#### Work to be completed:
Before returning the data, strip out the pictures and keep everything else exactly the same.

#### Records provided:
= Beginning of Section =

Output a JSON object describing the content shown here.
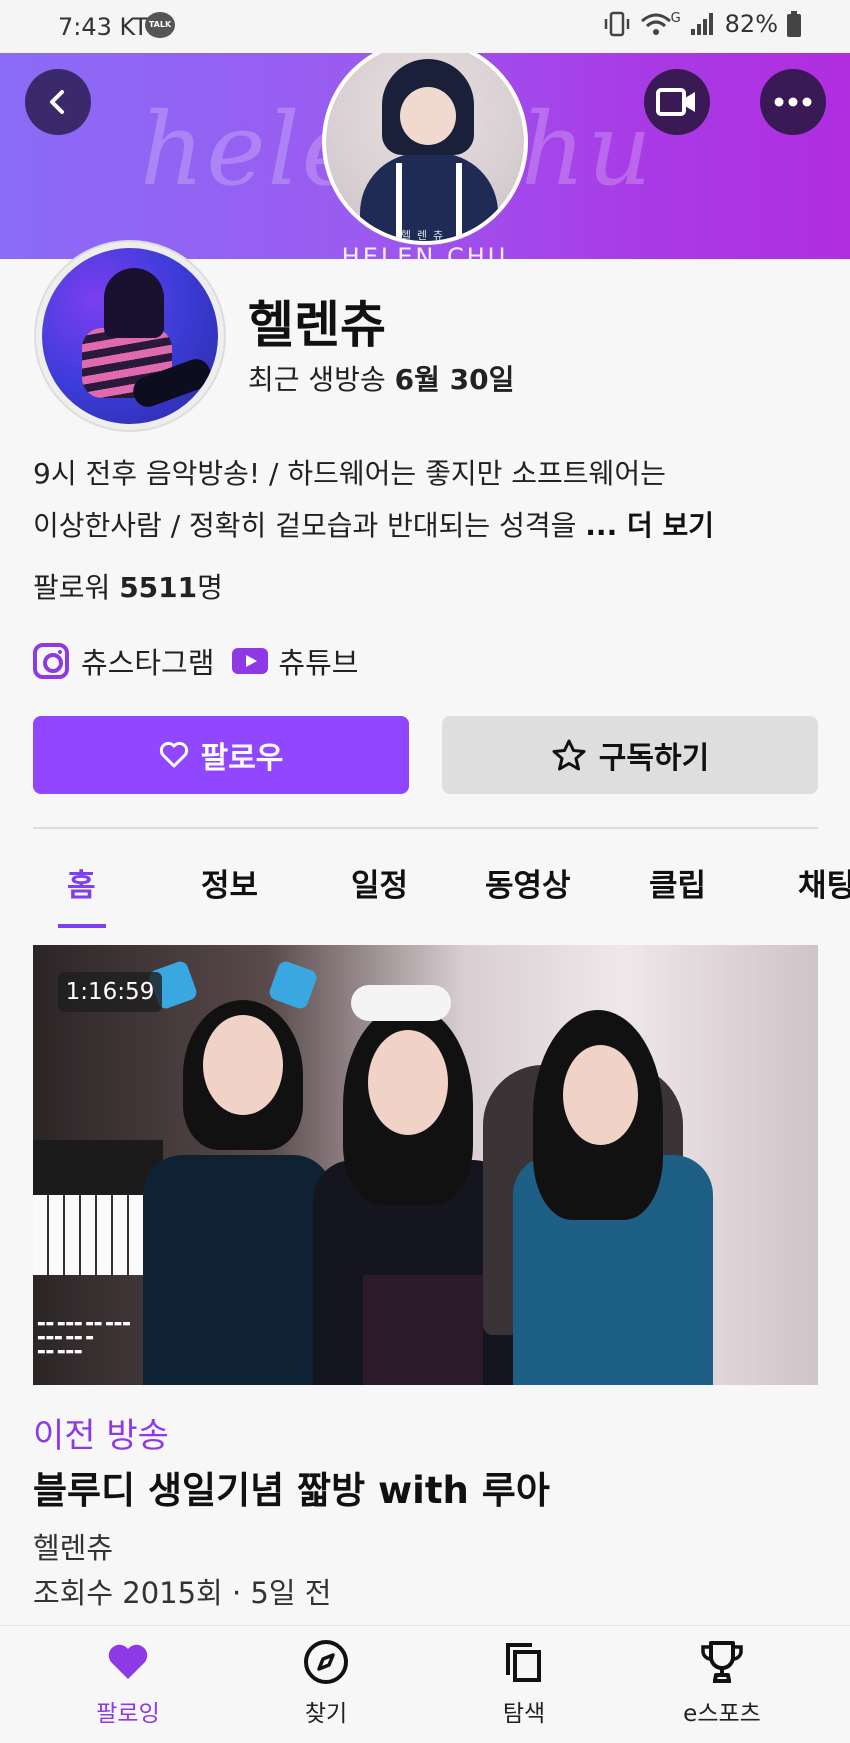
{
  "status_bar": {
    "time": "7:43 KT",
    "talk_badge": "TALK",
    "network": "G",
    "battery": "82%"
  },
  "banner": {
    "script_text": "helen chu",
    "sub_text": "헬렌츄",
    "name_text": "HELEN CHU",
    "back_icon": "chevron-left-icon",
    "video_icon": "video-camera-icon",
    "more_icon": "more-dots-icon"
  },
  "profile": {
    "name": "헬렌츄",
    "last_live_prefix": "최근 생방송",
    "last_live_date": "6월 30일",
    "bio_line1": "9시 전후 음악방송! / 하드웨어는 좋지만 소프트웨어는",
    "bio_line2": "이상한사람 / 정확히 겉모습과 반대되는 성격을",
    "bio_more": "... 더 보기",
    "followers_label": "팔로워",
    "followers_count": "5511",
    "followers_unit": "명"
  },
  "socials": [
    {
      "label": "츄스타그램",
      "icon": "instagram-icon"
    },
    {
      "label": "츄튜브",
      "icon": "youtube-icon"
    }
  ],
  "actions": {
    "follow_label": "팔로우",
    "subscribe_label": "구독하기"
  },
  "tabs": [
    {
      "label": "홈",
      "active": true
    },
    {
      "label": "정보"
    },
    {
      "label": "일정"
    },
    {
      "label": "동영상"
    },
    {
      "label": "클립"
    },
    {
      "label": "채팅"
    }
  ],
  "video": {
    "duration": "1:16:59",
    "label": "이전 방송",
    "title": "블루디 생일기념 짧방 with 루아",
    "channel": "헬렌츄",
    "meta": "조회수 2015회 · 5일 전"
  },
  "bottom_nav": [
    {
      "label": "팔로잉",
      "icon": "heart-icon",
      "active": true
    },
    {
      "label": "찾기",
      "icon": "compass-icon"
    },
    {
      "label": "탐색",
      "icon": "browse-icon"
    },
    {
      "label": "e스포츠",
      "icon": "trophy-icon"
    }
  ],
  "colors": {
    "accent": "#9146ff",
    "accent_text": "#8d3ae6",
    "banner_start": "#8a6cf7",
    "banner_end": "#b02ee0"
  }
}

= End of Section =

#### Response area:
Output a JSON object describing the content shown here.
{
  "status_bar": {
    "time": "7:43 KT",
    "talk_badge": "TALK",
    "network": "G",
    "battery": "82%"
  },
  "banner": {
    "script_text": "helen chu",
    "sub_text": "헬렌츄",
    "name_text": "HELEN CHU",
    "back_icon": "chevron-left-icon",
    "video_icon": "video-camera-icon",
    "more_icon": "more-dots-icon"
  },
  "profile": {
    "name": "헬렌츄",
    "last_live_prefix": "최근 생방송",
    "last_live_date": "6월 30일",
    "bio_line1": "9시 전후 음악방송! / 하드웨어는 좋지만 소프트웨어는",
    "bio_line2": "이상한사람 / 정확히 겉모습과 반대되는 성격을",
    "bio_more": "... 더 보기",
    "followers_label": "팔로워",
    "followers_count": "5511",
    "followers_unit": "명"
  },
  "socials": [
    {
      "label": "츄스타그램",
      "icon": "instagram-icon"
    },
    {
      "label": "츄튜브",
      "icon": "youtube-icon"
    }
  ],
  "actions": {
    "follow_label": "팔로우",
    "subscribe_label": "구독하기"
  },
  "tabs": [
    {
      "label": "홈",
      "active": true
    },
    {
      "label": "정보"
    },
    {
      "label": "일정"
    },
    {
      "label": "동영상"
    },
    {
      "label": "클립"
    },
    {
      "label": "채팅"
    }
  ],
  "video": {
    "duration": "1:16:59",
    "label": "이전 방송",
    "title": "블루디 생일기념 짧방 with 루아",
    "channel": "헬렌츄",
    "meta": "조회수 2015회 · 5일 전"
  },
  "bottom_nav": [
    {
      "label": "팔로잉",
      "icon": "heart-icon",
      "active": true
    },
    {
      "label": "찾기",
      "icon": "compass-icon"
    },
    {
      "label": "탐색",
      "icon": "browse-icon"
    },
    {
      "label": "e스포츠",
      "icon": "trophy-icon"
    }
  ],
  "colors": {
    "accent": "#9146ff",
    "accent_text": "#8d3ae6",
    "banner_start": "#8a6cf7",
    "banner_end": "#b02ee0"
  }
}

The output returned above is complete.